“Adele what are you doing here? I’ve got an obstetric emergency.”
“You’re right Footie, I’m the emergency. I can’t handle the thought of being pregnant again. We have to talk.”
“But you might not even be pregnant. You’re just in a panic.”
“I don’t want to be pregnant. We’ve got three children and that’s enough. I don’t want to lose control of my body and put my life on hold for years.”
Started to listen.

Time to bite the bullet. Rang my tame urologist for a tentative discussion.
“Why don’t you miss lunch and drop around at the end of the day. That way you can have the weekend to recover.”
“Well what about this increased risk of prostatic cancer.”
“Unproven Footie, and small anyway.”
“What happens to all those sperm? It can’t be healthy.”
“Relax Footie, it’s very quick and almost painless. I suppose you’ve discussed this with Adele?”
“Yes, she’s the keen one really.”
“Sounds familiar. Let’s say 5:00 pm at my rooms. See you then.”
Whatever happened to informed consent?

A hero’s welcome. Breakfast in bed, bacon & eggs with a giant jaffa for desert.
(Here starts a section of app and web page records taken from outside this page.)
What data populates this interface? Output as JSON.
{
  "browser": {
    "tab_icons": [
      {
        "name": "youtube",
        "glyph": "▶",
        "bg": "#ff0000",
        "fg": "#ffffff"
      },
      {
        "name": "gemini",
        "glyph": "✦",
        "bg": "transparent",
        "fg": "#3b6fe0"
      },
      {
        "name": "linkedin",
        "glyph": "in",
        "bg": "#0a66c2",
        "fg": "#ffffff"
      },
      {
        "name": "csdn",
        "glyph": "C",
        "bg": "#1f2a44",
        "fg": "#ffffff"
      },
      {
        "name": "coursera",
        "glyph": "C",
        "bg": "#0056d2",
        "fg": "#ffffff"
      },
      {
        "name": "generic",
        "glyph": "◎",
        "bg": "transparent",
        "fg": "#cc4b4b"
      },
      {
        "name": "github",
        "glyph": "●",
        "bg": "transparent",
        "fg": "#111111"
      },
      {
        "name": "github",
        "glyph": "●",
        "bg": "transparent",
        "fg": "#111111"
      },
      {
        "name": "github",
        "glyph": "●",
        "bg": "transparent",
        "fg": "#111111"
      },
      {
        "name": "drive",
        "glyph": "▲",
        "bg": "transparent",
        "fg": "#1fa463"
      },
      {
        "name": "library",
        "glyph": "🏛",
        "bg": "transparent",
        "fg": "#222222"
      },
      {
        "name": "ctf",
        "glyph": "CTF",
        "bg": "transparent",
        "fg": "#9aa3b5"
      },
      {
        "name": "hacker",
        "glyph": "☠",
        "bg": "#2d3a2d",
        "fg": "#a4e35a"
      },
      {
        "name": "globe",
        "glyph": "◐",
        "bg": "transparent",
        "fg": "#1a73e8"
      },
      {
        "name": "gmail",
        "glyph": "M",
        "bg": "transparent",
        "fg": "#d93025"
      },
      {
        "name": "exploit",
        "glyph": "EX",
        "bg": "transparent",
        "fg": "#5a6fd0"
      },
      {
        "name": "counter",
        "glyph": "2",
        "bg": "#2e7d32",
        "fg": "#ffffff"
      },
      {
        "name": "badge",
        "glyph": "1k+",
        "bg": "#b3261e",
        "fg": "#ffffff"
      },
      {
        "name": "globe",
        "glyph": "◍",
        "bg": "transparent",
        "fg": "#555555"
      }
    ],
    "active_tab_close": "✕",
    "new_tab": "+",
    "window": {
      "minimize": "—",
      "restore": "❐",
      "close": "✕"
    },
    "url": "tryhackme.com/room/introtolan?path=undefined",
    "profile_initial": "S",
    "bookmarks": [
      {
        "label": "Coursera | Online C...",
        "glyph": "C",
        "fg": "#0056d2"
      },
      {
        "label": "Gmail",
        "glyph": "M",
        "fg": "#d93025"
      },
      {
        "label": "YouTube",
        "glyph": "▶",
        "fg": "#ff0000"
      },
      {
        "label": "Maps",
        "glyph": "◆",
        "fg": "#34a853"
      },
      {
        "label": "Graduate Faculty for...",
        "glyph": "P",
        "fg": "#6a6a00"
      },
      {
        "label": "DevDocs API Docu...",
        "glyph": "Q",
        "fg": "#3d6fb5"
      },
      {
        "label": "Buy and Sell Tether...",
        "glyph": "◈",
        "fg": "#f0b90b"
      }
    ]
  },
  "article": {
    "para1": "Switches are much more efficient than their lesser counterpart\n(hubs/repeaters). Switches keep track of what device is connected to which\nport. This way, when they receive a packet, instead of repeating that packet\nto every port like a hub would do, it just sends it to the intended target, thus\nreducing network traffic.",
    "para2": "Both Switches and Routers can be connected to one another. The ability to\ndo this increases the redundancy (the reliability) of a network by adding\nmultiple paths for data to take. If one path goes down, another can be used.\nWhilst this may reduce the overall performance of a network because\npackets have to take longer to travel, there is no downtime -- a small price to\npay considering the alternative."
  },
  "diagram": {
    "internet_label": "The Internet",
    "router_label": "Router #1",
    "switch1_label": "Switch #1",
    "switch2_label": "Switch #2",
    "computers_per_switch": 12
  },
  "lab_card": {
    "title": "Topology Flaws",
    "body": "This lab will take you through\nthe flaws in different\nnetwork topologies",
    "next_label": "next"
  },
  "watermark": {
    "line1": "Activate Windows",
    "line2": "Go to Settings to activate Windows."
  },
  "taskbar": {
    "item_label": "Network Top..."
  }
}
Adele extremely solicitous.
“And by the way Footie, my period started this morning.”